Work required - Pick out the lines in the listing below that contain the word "caption" and copy them.

Provided information -
++++++++

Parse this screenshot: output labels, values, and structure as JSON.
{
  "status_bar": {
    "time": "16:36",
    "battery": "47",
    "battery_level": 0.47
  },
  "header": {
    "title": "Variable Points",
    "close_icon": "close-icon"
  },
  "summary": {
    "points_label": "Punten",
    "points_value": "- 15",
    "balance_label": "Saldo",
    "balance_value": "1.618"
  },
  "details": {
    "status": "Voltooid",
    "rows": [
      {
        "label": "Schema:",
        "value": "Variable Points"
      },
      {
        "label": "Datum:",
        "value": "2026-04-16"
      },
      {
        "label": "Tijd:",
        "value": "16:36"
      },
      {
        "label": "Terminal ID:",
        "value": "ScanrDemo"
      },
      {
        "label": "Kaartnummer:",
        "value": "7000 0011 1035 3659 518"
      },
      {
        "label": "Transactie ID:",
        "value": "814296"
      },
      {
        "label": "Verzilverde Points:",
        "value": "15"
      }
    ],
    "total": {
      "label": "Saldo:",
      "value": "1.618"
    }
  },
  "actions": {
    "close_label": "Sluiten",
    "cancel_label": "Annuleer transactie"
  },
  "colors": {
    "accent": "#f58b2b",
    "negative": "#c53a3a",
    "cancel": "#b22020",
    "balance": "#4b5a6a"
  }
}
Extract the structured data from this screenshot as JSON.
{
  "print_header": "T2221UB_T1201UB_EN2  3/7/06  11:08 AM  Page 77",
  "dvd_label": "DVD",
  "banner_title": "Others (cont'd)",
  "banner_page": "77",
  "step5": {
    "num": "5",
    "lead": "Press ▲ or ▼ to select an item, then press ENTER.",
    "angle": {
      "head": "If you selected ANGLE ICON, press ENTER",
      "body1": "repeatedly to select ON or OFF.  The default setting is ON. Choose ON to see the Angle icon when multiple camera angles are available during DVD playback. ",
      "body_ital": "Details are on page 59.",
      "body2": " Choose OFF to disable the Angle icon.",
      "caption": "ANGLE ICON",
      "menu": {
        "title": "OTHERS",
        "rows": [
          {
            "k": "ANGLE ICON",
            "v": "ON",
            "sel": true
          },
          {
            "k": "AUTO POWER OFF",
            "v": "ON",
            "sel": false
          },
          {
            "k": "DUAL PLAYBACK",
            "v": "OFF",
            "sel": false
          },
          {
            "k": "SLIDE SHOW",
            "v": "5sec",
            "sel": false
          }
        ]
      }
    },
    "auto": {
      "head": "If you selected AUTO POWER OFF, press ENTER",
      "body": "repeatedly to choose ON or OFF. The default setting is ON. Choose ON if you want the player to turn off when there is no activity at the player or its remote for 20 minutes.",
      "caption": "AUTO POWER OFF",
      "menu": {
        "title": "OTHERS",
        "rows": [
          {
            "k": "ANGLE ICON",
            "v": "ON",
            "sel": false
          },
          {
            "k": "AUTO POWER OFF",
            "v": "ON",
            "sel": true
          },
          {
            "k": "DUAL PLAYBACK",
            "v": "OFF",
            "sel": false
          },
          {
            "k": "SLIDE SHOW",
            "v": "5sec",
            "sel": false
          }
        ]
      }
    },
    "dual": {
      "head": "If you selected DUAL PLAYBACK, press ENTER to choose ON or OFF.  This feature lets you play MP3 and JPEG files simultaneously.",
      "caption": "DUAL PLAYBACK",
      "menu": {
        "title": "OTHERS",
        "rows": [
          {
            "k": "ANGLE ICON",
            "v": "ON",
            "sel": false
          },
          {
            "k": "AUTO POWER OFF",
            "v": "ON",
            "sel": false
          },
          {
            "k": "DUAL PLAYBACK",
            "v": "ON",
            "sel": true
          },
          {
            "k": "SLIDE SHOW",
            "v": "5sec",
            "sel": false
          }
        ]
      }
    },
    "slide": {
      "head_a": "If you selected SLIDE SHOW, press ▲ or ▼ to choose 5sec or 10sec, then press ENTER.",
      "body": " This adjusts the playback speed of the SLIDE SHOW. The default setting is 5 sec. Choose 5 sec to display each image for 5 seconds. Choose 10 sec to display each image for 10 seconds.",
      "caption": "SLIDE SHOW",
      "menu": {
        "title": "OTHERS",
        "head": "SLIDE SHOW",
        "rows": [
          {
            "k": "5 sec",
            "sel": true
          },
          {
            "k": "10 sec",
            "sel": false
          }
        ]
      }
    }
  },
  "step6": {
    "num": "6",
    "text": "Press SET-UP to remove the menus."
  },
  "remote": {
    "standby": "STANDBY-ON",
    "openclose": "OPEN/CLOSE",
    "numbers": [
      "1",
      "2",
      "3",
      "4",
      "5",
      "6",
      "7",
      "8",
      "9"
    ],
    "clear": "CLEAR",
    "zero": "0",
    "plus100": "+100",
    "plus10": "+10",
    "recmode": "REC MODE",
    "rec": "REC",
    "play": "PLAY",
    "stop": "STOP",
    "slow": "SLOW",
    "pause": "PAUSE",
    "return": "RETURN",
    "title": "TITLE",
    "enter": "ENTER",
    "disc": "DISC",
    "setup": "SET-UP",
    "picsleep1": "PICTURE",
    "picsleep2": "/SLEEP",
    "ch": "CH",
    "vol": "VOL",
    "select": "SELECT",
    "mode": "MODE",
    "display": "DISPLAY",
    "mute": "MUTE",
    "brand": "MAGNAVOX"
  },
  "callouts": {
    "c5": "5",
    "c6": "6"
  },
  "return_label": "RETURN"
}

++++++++

Exercise response -
      "caption": "ANGLE ICON",
      "caption": "AUTO POWER OFF",
      "caption": "DUAL PLAYBACK",
      "caption": "SLIDE SHOW",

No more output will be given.